"All in the Family" and its spinoff series "The Jeffersons" were two of the boldest and most beloved sitcoms of the 1970s and early '80s. In fact, both shows were so groundbreaking that many pop culture spectators and industry insiders have long claimed they'd never even make it on network TV these days.
But Norman Lear, the writer and producer behind both hits, is ready to prove the naysayers wrong with a one-night-only live special featuring new stars in the same old roles.
Archie and Edith
Standing in for Carroll O'Connor and Jean Stapleton, the late leads on "All in the Family," will be Woody Harrelson, 57, as Archie Bunker and Marisa Tomei, 54, as his always loving (and long-suffering) wife, Edith.
In the original series, which put the spotlight on racism, sexism, socioeconomic inequalities and a number of other societal concerns, the Bunkers were a blue-collar family who lived alongside their entrepreneurial neighbors, George and Louise "Weezy" Jefferson — a couple of characters that proved so popular, they got their own show.
George and Weezy
In upcoming prime-time special, which is set to air on ABC in May, the duo who famously "moved on up" to the East Side will be back beside their old neighbors again.
The role of George, made famous by star Sherman Hemsley, will played by Jamie Foxx, 51, while Weezy, first portrayed by Isabel Sanford, will be brought to life by 55-year-old actress and comedian Wanda Sykes.
Other stars set to be seen in the production are Ellie Kemper, Will Ferrell and Justina Machado.

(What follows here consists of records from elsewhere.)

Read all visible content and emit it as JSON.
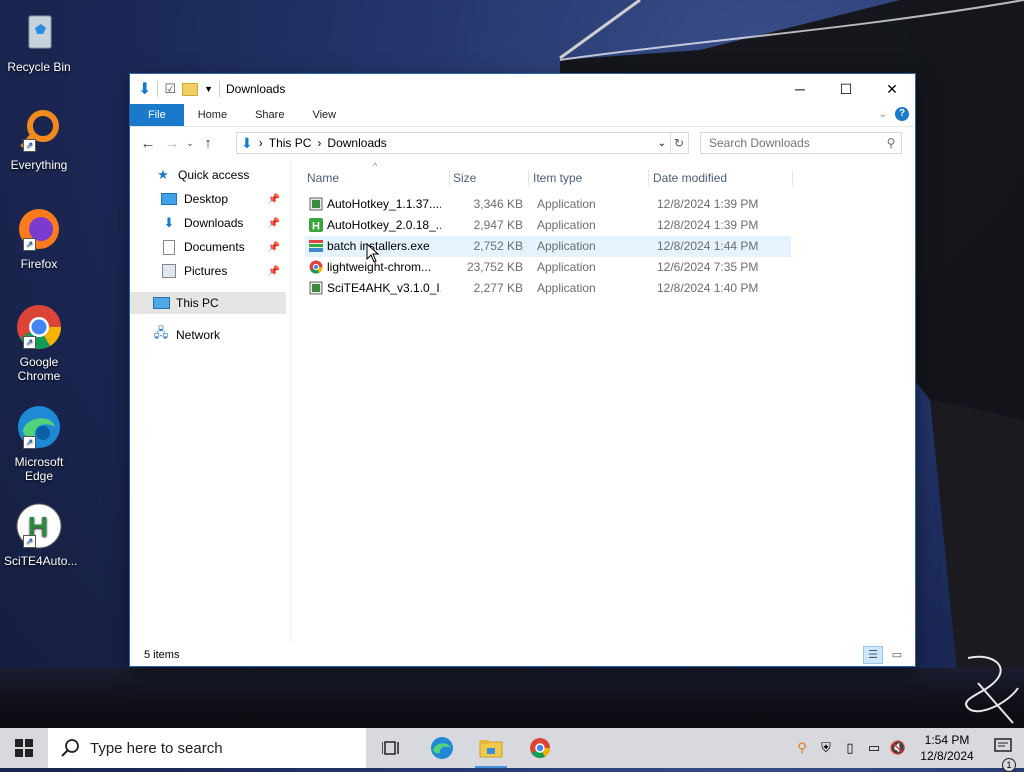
{
  "desktop": {
    "icons": [
      {
        "label": "Recycle Bin"
      },
      {
        "label": "Everything"
      },
      {
        "label": "Firefox"
      },
      {
        "label": "Google Chrome"
      },
      {
        "label": "Microsoft Edge"
      },
      {
        "label": "SciTE4Auto..."
      }
    ]
  },
  "window": {
    "title": "Downloads",
    "ribbon_tabs": {
      "file": "File",
      "home": "Home",
      "share": "Share",
      "view": "View"
    },
    "breadcrumb": {
      "root": "This PC",
      "current": "Downloads"
    },
    "search_placeholder": "Search Downloads",
    "nav": {
      "quick_access": "Quick access",
      "desktop": "Desktop",
      "downloads": "Downloads",
      "documents": "Documents",
      "pictures": "Pictures",
      "this_pc": "This PC",
      "network": "Network"
    },
    "columns": {
      "name": "Name",
      "size": "Size",
      "type": "Item type",
      "date": "Date modified"
    },
    "files": [
      {
        "name": "AutoHotkey_1.1.37....",
        "size": "3,346 KB",
        "type": "Application",
        "date": "12/8/2024 1:39 PM",
        "icon": "ahk-icon"
      },
      {
        "name": "AutoHotkey_2.0.18_...",
        "size": "2,947 KB",
        "type": "Application",
        "date": "12/8/2024 1:39 PM",
        "icon": "ahk2-icon"
      },
      {
        "name": "batch installers.exe",
        "size": "2,752 KB",
        "type": "Application",
        "date": "12/8/2024 1:44 PM",
        "icon": "batch-icon"
      },
      {
        "name": "lightweight-chrom...",
        "size": "23,752 KB",
        "type": "Application",
        "date": "12/6/2024 7:35 PM",
        "icon": "chrome-icon"
      },
      {
        "name": "SciTE4AHK_v3.1.0_I...",
        "size": "2,277 KB",
        "type": "Application",
        "date": "12/8/2024 1:40 PM",
        "icon": "scite-icon"
      }
    ],
    "status": "5 items"
  },
  "taskbar": {
    "search_text": "Type here to search",
    "time": "1:54 PM",
    "date": "12/8/2024",
    "notification_count": "1"
  },
  "colors": {
    "accent": "#1979ca",
    "taskbar": "#d7d9df",
    "hover_row": "#e5f3ff"
  }
}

And according to the network, more cast members will be announced soon.
Late night TV host Jimmy Kimmel will join forces with 96-year-old Lear to host the broadcast.
“The fact that a group of Oscar winners eagerly agreed to play these iconic characters is a testament to the greatness of these shows and their creator, Norman Lear," Kimmel said in a press release about the TV event.
As for Lear, he can't wait for those people who never thought these programs could return to see what's in store.
"(We) are here to prove — with two great casts depicting ‘All in the Family’ and ‘The Jeffersons’ — the timelessness of human nature," he said in a statement of his own.